I didn’t start with a short story. I’m not sure I’ve ever written a short story that didn’t come out of a longer work. MFA folks will recognize in this that I never learned to write fiction in school. I learned it reading fiction, and writing the true story first. To get it out of the way, one might say now, though I surely didn’t know it then. All that taught me how to carry a pocket moleskin, and refine one morning’s work while thinking about the next’s.
One day, while we were vacationing in Connecticut, our son wanted to play golf. He went online and found a municipal course among all the country club listings, called and learned he’d get on soon enough if he just showed up and waited for a three-some. He jotted down the name and address. But this was before map-apps, and in time we were in the vicinity but lost as could be. I pulled into the fifth or sixth course we passed that wasn’t the one we were looking for—another country club it was—just to ask directions. I slowed to a stop in the parking lot, where a man was reaching into his trunk for his clubs.
I’m not sure he rolled his eyes at me when he saw us, but he knew we were lost. And he gave off a distinct I’m-better-than-you-in-so-many-ways vibe. He instantly reminded me of all the lawyers I’d worked with and against over the years, and didn’t like. Oh, there were plenty I did like, whether partners or opponents, but there were far too many who thought far more of themselves than they deserved. This fellow kind of rolled his eyes, watched the shotgun-side window roll down, and did what he could to get us on our way without catching something.
That character—a very “flat” character as writing teachers would say—became Chase Pendleton, one of the two protagonists in my first novel, Strays. He had the look, and the money and other circumstances to support the unsavory hidden life I just knew was behind it all. And I wanted to find out why. I scribbled and jotted in my moleskin until morning, and started writing about him, what I thought was behind this little scene that was or might be of interest.
A few days later, on the way to the airport, a stewardess boarded the bus and came down the aisle. It was her. Not the wife but the paramour who populated Chase’s hidden life. She was pretty, and had the kind of job that would have her around now and then but not always. And she had the look of someone who could play a role in that sort of life, at least while looking for another. She became the second of the three characters I thought the story would be about. In the end—or I should say in short order—she had played her role by the end of the first chapter, and the story would unspool from there over the course of the next year or so until the first draft was finished.
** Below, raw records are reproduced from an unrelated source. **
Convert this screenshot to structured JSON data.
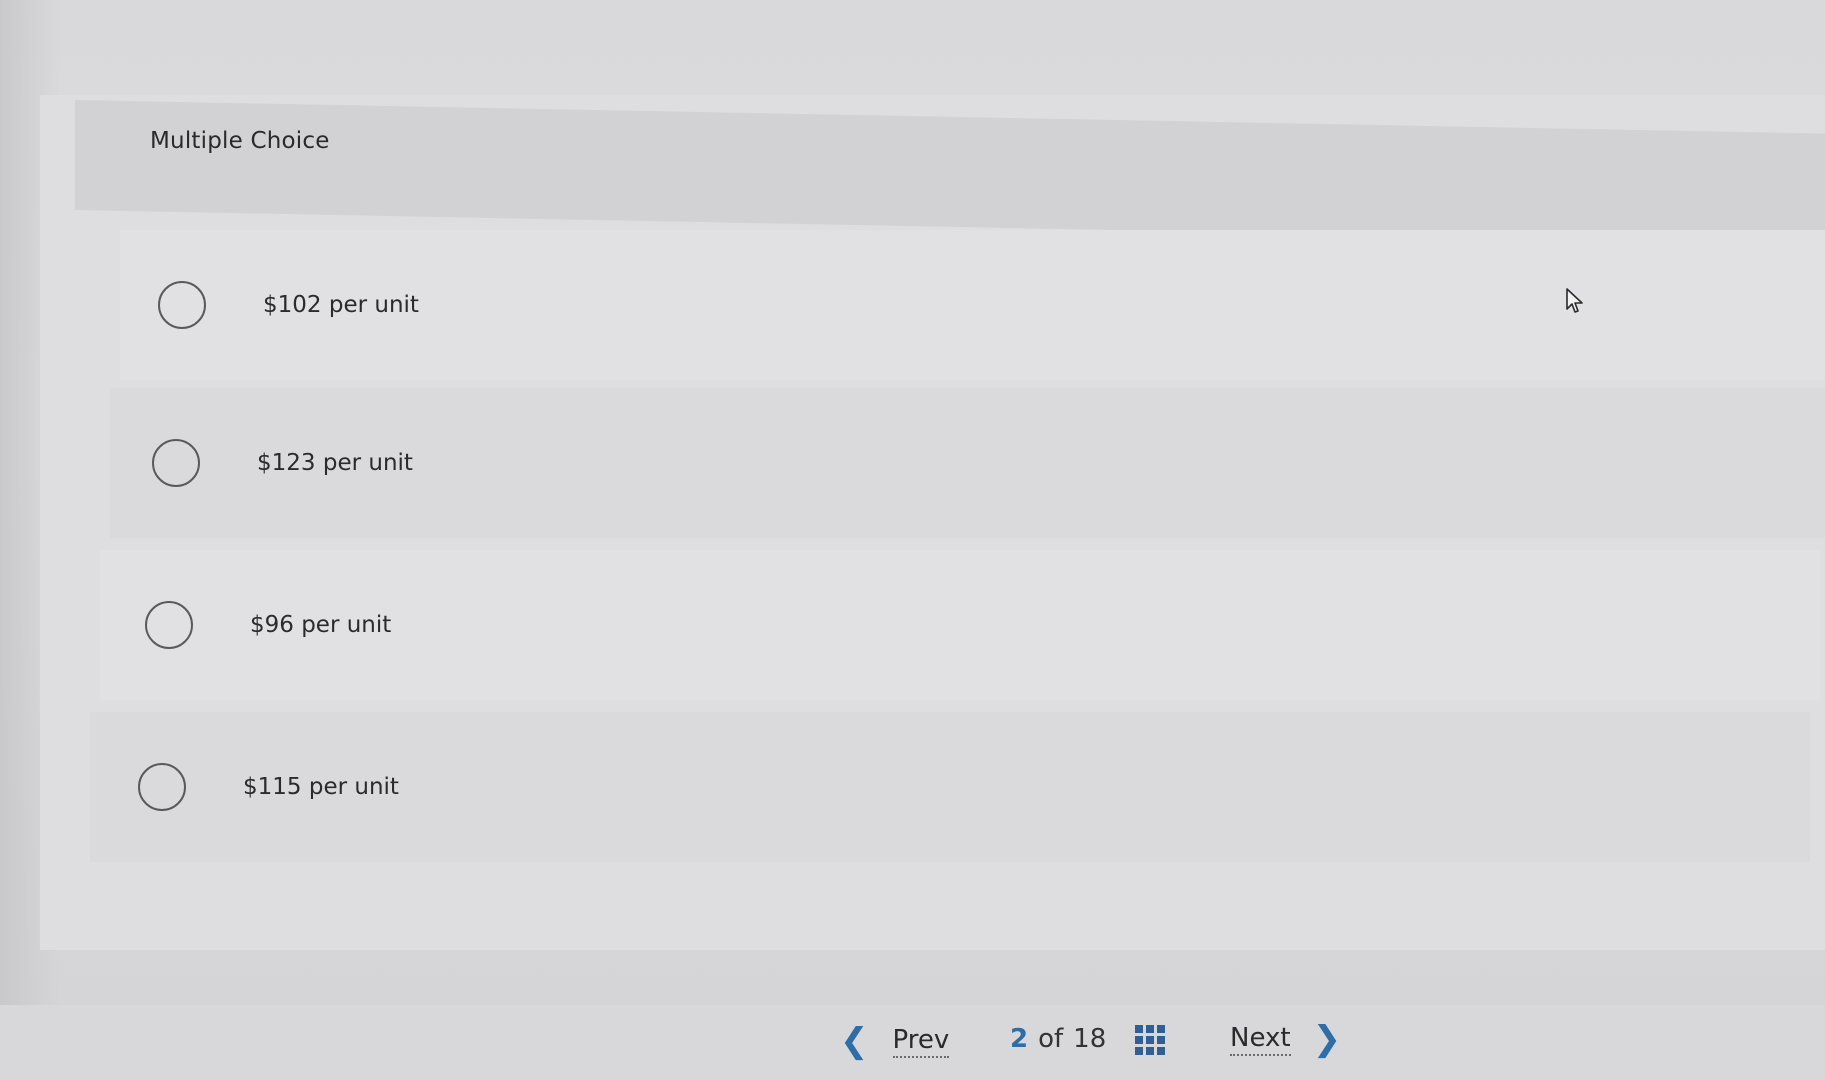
{
  "section": {
    "title": "Multiple Choice"
  },
  "question": {
    "options": [
      {
        "label": "$102 per unit",
        "selected": false
      },
      {
        "label": "$123 per unit",
        "selected": false
      },
      {
        "label": "$96 per unit",
        "selected": false
      },
      {
        "label": "$115 per unit",
        "selected": false
      }
    ]
  },
  "navigation": {
    "prev_label": "Prev",
    "next_label": "Next",
    "current_page": "2",
    "separator": "of",
    "total_pages": "18",
    "prev_icon": "chevron-left-icon",
    "next_icon": "chevron-right-icon",
    "grid_icon": "question-grid-icon"
  },
  "colors": {
    "accent": "#2c6ea8",
    "grid_icon": "#2f5f96",
    "text": "#2b2b2b",
    "radio_border": "#5a5a5a"
  }
}
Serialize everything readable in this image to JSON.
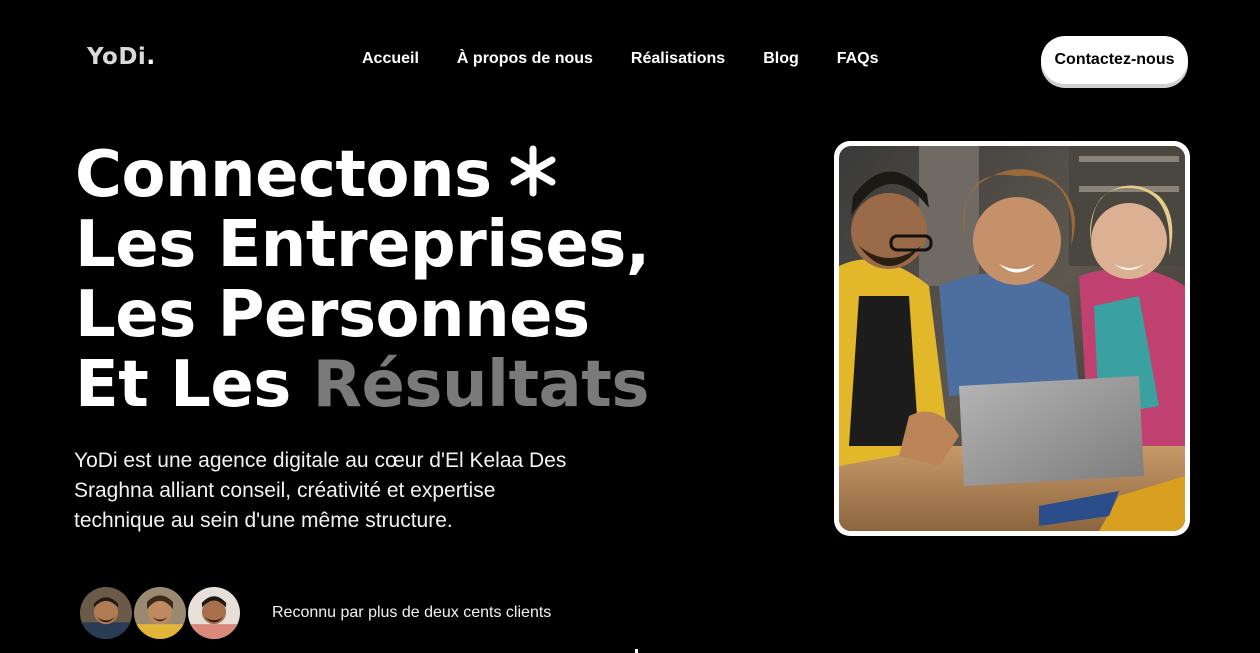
{
  "logo": {
    "text": "YoDi",
    "dot": "."
  },
  "nav": {
    "items": [
      {
        "label": "Accueil"
      },
      {
        "label": "À propos de nous"
      },
      {
        "label": "Réalisations"
      },
      {
        "label": "Blog"
      },
      {
        "label": "FAQs"
      }
    ]
  },
  "cta": {
    "label": "Contactez-nous"
  },
  "hero": {
    "title_line1": "Connectons",
    "title_line2": "Les Entreprises,",
    "title_line3": "Les Personnes",
    "title_line4_prefix": "Et Les",
    "title_line4_highlight": "Résultats",
    "description": "YoDi est une agence digitale au cœur d'El Kelaa Des Sraghna alliant conseil, créativité et expertise technique au sein d'une même structure.",
    "trust_text": "Reconnu par plus de deux cents clients"
  },
  "colors": {
    "background": "#000000",
    "text": "#ffffff",
    "muted": "#7a7a7a",
    "accent_yellow": "#e8b820"
  },
  "icons": {
    "asterisk": "asterisk-icon"
  }
}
My second novel, Atlantic View, didn’t start with a character, but with a house. It was one of several one-hundred-year-old Victorians on the street above the café where I was writing in the days after Strays was finished. And it had a dormer window that looked out on the sea. Somebody would be writing up there, it seemed to me. About something he’d found up there after the family that had lived there—his family—were all gone.
To Be Continued
Matthew Geyer is the author of two novels, Strays (2008) and Atlantic View (2020). .